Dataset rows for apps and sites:
┌──
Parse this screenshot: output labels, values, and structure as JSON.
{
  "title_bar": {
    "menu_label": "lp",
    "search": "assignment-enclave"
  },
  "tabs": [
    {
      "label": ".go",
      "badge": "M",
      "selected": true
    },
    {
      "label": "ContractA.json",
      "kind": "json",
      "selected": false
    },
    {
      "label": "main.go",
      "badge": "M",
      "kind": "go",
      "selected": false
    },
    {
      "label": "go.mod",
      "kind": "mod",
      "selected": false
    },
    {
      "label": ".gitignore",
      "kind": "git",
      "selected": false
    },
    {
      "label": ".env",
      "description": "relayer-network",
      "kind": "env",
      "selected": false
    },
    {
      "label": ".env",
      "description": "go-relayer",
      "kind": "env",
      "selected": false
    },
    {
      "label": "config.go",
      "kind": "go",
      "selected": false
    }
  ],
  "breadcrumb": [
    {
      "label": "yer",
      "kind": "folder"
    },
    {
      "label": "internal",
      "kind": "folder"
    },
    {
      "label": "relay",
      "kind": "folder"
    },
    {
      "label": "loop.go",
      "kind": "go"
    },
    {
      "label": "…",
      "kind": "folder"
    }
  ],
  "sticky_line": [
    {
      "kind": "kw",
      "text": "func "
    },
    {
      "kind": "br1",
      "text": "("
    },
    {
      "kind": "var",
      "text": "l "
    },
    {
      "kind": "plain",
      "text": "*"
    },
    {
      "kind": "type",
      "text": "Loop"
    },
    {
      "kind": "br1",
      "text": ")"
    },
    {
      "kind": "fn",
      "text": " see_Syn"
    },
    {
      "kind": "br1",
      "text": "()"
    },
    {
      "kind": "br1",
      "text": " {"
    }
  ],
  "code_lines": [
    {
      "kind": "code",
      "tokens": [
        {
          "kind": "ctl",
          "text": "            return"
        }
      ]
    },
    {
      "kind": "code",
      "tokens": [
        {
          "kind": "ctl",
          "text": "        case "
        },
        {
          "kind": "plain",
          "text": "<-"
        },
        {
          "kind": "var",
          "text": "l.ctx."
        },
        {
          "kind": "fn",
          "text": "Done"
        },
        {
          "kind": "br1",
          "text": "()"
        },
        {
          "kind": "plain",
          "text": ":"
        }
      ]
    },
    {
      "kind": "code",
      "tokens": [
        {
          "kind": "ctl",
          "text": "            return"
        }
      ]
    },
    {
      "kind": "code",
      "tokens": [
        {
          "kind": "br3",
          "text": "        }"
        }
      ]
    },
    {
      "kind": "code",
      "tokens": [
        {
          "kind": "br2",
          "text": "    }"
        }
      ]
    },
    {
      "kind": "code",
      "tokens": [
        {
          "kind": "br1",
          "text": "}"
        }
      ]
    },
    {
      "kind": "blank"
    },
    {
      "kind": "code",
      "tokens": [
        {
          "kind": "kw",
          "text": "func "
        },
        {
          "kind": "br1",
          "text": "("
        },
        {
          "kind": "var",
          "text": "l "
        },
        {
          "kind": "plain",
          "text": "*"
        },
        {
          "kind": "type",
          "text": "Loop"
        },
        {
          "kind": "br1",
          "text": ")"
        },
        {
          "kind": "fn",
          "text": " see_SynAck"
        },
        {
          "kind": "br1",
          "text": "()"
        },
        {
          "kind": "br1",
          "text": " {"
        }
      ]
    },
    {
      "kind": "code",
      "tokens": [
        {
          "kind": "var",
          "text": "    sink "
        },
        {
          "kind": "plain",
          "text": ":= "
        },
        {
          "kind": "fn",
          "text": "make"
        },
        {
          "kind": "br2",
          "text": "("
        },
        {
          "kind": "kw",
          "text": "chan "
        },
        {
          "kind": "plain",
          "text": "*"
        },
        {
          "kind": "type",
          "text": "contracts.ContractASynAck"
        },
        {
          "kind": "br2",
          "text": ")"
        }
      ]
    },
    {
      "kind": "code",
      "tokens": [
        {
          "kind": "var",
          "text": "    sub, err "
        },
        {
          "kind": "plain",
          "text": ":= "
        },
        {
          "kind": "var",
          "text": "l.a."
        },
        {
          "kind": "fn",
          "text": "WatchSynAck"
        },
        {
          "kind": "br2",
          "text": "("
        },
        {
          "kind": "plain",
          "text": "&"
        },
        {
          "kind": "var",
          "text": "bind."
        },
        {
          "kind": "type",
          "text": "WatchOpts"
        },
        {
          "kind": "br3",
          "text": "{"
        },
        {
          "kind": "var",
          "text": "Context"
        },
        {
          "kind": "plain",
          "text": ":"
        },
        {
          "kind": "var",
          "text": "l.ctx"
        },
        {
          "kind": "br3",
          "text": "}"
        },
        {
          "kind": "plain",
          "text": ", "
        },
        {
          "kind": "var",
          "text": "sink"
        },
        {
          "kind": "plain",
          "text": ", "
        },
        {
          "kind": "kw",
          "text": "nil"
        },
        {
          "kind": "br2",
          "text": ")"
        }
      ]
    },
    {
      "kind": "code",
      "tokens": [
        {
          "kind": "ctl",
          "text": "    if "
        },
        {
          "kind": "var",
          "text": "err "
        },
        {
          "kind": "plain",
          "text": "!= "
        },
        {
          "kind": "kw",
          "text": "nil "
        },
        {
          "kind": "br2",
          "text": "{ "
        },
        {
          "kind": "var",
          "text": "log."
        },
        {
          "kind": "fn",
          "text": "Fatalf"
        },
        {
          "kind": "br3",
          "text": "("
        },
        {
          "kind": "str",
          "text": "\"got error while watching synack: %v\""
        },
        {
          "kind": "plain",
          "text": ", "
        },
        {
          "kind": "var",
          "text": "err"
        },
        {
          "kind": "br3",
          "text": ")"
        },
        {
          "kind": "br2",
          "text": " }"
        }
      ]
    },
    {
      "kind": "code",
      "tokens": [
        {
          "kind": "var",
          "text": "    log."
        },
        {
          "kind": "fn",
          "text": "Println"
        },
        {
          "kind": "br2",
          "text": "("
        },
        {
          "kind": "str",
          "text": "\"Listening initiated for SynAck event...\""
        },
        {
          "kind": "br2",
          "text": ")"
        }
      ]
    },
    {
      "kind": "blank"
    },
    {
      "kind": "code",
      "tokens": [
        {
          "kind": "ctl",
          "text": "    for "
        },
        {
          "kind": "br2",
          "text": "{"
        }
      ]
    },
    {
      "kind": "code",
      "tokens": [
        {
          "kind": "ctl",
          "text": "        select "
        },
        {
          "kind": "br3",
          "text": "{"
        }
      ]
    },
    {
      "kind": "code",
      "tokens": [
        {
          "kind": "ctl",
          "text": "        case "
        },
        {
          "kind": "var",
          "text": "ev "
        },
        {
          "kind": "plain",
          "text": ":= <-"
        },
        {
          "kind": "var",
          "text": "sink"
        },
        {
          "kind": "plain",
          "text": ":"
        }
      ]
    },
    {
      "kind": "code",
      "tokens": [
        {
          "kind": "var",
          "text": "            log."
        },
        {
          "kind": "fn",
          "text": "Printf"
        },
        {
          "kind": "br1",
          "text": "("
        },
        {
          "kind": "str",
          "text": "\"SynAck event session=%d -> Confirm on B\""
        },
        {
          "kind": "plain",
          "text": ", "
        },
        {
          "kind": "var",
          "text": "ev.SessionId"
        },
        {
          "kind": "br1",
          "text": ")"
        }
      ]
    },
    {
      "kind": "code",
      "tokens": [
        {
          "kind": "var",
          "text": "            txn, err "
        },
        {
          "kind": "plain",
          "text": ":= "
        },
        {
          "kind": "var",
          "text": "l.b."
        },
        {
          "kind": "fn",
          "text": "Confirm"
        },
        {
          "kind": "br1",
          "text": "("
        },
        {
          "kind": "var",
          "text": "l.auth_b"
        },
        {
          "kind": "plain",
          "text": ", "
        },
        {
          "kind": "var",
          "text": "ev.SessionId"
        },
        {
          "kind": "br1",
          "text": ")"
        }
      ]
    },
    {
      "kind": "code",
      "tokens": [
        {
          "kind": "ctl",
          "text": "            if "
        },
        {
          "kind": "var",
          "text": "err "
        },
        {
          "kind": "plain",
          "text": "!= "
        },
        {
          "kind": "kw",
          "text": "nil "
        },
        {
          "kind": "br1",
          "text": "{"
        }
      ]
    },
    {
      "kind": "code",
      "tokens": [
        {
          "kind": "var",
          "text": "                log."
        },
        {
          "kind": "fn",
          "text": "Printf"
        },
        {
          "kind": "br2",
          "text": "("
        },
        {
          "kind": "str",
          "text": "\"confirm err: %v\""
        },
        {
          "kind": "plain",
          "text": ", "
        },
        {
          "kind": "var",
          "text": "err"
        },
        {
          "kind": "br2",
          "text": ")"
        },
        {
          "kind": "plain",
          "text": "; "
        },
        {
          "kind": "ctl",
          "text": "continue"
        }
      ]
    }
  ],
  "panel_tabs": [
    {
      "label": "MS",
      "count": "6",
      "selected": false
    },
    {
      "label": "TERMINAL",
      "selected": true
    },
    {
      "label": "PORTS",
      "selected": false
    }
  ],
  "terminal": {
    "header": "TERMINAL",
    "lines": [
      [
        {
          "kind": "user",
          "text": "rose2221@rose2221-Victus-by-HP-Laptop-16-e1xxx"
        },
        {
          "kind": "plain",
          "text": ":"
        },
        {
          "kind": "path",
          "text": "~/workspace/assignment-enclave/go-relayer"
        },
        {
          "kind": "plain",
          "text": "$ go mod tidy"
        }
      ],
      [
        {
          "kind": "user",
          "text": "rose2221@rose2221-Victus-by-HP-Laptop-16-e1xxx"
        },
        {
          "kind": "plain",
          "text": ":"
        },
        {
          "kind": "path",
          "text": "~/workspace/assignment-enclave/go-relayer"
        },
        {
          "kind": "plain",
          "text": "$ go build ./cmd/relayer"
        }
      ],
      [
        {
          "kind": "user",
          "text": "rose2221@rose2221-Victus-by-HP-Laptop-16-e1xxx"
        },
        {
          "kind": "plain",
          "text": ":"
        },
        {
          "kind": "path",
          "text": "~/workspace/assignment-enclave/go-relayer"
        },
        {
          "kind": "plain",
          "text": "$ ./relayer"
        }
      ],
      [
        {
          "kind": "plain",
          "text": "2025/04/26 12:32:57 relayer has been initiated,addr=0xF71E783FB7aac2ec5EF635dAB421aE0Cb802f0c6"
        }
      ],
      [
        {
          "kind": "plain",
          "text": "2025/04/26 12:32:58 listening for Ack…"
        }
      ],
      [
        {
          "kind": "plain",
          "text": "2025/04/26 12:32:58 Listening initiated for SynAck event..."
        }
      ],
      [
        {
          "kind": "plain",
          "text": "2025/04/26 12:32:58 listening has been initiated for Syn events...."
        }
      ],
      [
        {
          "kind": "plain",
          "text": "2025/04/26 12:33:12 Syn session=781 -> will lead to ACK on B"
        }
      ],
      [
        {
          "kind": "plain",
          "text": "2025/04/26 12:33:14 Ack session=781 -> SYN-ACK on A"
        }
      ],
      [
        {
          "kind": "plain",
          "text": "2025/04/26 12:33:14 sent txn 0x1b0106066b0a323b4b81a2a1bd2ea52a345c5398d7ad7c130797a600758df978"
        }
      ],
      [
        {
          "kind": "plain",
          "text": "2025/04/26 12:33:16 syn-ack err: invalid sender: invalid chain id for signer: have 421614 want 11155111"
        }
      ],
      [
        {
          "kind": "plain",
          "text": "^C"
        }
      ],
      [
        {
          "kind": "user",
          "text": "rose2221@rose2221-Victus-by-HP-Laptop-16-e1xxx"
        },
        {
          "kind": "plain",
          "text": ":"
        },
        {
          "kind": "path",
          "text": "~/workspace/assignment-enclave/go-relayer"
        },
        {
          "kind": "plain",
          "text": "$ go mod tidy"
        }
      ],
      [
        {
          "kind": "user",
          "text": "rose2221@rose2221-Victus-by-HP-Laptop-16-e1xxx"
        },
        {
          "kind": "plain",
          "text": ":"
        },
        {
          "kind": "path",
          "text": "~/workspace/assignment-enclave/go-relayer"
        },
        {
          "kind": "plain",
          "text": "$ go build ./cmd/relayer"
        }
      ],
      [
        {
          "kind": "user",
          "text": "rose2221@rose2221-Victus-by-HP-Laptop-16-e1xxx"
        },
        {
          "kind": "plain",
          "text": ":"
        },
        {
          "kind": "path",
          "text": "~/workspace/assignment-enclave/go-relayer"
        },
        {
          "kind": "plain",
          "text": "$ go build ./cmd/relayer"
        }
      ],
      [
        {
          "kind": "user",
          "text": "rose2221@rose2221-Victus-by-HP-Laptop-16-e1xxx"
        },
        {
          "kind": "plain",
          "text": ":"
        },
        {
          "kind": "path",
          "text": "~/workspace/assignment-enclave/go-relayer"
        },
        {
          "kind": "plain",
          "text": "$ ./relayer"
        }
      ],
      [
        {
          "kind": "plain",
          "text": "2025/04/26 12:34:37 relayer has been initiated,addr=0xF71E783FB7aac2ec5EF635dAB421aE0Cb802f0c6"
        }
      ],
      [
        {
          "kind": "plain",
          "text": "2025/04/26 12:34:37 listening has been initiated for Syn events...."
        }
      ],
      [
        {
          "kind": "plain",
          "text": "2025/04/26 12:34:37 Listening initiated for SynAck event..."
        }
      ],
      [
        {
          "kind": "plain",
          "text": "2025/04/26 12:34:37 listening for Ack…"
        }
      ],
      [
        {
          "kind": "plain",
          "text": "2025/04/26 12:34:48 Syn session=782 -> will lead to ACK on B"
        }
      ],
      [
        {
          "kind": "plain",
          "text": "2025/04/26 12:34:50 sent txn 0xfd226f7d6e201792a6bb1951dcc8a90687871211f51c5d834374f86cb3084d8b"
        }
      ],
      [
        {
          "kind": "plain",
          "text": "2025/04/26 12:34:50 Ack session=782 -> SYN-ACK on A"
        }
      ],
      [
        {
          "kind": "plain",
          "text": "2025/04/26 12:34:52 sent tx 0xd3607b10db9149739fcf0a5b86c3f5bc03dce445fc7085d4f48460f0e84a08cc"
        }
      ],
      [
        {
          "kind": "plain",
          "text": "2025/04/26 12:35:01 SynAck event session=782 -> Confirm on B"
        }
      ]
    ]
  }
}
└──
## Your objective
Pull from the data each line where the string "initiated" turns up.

## Written answer
          "text": "\"Listening initiated for SynAck event...\""
          "text": "2025/04/26 12:32:57 relayer has been initiated,addr=0xF71E783FB7aac2ec5EF635dAB421aE0Cb802f0c6"
          "text": "2025/04/26 12:32:58 Listening initiated for SynAck event..."
          "text": "2025/04/26 12:32:58 listening has been initiated for Syn events...."
          "text": "2025/04/26 12:34:37 relayer has been initiated,addr=0xF71E783FB7aac2ec5EF635dAB421aE0Cb802f0c6"
          "text": "2025/04/26 12:34:37 listening has been initiated for Syn events...."
          "text": "2025/04/26 12:34:37 Listening initiated for SynAck event..."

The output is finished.